"Where is the dead body?" he asked.

"In that rosewood box," the young monk said in a surly voice. "Late this afternoon the men from the tribunal brought it here on a litter. After the cremation the ashes are collected in that jar." The heat was nearly unbearable.

"Lead me to the abbot's quarters!" the judge said curtly. When the monk had taken him up on the terrace, he left to look for the abbot. He seemed to have forgotten all about the tea. Judge Dee did not mind; he started pacing the terrace, the cool, moist air that came up from the cleft was a pleasant change after the fearful heat near the furnace.

Suddenly he heard a muffled cry. He stood still and listened. There was nothing but the murmur of the water below in the cleft. Then the cry was heard again, it grew louder, then ended in a groan. It came from the cave of Maitreya.

The judge went quickly up the wooden bridge leading across the entrance of the cave. When he had done two steps he suddenly froze. Through the haze rising up from the cleft he saw the dead magistrate standing at the other end of the bridge.

A cold fear gripping his heart, he stared motionless at the grayrobed apparition. The eye sockets seemed empty, their blind stare and the gruesome spots of decay on the hollow cheeks filled the judge with an unspeakable horror. The apparition slowly lifted an emaciated, transparent hand, and pointed down at the bridge. It slowly shook its head.

The judge looked down to where the ghostly hand was pointing. He only saw the broad boards of the bridge. He looked up. The apparition seemed to be dissolving into the mist.
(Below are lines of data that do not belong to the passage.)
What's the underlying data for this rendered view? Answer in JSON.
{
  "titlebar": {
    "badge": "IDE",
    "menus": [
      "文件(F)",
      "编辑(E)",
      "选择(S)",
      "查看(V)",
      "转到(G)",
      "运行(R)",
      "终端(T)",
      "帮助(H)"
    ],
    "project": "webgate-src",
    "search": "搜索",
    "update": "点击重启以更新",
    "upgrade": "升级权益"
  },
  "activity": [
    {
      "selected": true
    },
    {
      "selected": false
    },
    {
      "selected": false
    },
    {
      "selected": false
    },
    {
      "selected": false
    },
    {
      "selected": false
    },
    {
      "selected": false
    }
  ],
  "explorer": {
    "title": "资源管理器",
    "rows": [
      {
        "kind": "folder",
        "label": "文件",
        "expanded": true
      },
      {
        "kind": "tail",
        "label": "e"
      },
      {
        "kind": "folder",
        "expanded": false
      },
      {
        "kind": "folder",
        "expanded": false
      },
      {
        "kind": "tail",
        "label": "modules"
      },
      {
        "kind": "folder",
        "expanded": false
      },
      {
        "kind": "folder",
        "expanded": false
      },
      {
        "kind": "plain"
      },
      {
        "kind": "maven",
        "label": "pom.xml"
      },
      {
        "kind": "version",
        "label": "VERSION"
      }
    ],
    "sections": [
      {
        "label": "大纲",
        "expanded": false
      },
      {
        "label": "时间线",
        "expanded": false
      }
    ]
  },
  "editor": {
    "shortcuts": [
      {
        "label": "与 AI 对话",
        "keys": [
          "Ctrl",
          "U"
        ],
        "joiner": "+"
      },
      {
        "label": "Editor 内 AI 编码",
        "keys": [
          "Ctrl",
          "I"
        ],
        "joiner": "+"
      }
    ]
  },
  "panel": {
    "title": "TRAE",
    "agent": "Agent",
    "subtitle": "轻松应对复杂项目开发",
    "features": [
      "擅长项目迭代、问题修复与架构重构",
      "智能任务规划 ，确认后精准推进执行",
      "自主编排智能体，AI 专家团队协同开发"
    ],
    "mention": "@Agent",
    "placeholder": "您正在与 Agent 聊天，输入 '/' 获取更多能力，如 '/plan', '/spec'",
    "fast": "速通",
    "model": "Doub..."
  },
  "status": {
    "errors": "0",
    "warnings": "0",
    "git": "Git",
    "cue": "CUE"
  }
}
Then there was nothing.


The Chinese Gold Murders

A CREMATION OVEN IN A TEMPLE


A long shiver shook the judge. He placed his right foot carefully on the board in the middle of the bridge. The board dropped. He heard it crash down on the stones at the bottom of the cleft, thirty feet below.

He stood motionless for some time, staring at the black gap in front of his feet. Then he stepped back and wiped the cold sweat from his brow.

"I deeply regret to have kept your honor waiting," a voice said. Judge Dee turned round. Seeing Hui-pen standing there, he silently pointed at the missing board.

"I told the abbot many times already," Hui-pen said, annoyed, "that those moldering boards must be replaced. One of these days this bridge will cause a serious accident!"

"It nearly did," Judge Dee said dryly. "Fortunately, I halted just when I was about to cross, because I heard a cry from the cave." "Oh, they are only owls, your honor," Hui-pen said. "They have their nests near the entrance of the cave. Unfortunately, the abbot can not leave the service before he has spoken the benediction. Can I do something for your honor?"

"You can," the judge answered. "Transmit my respects to his holiness!"

He turned and walked to the stairs.


A PHILOSOPHER PROPOUNDS HIS LOFTY VIEWS; JUDGE DEE EXPLAINS A COMPLICATED MURDER | The Chinese Gold Murders | THE CONFESSION OF A DISILLUSIONED LOVER; THE DISAPPEARANCE OF A KOREAN ARTISAN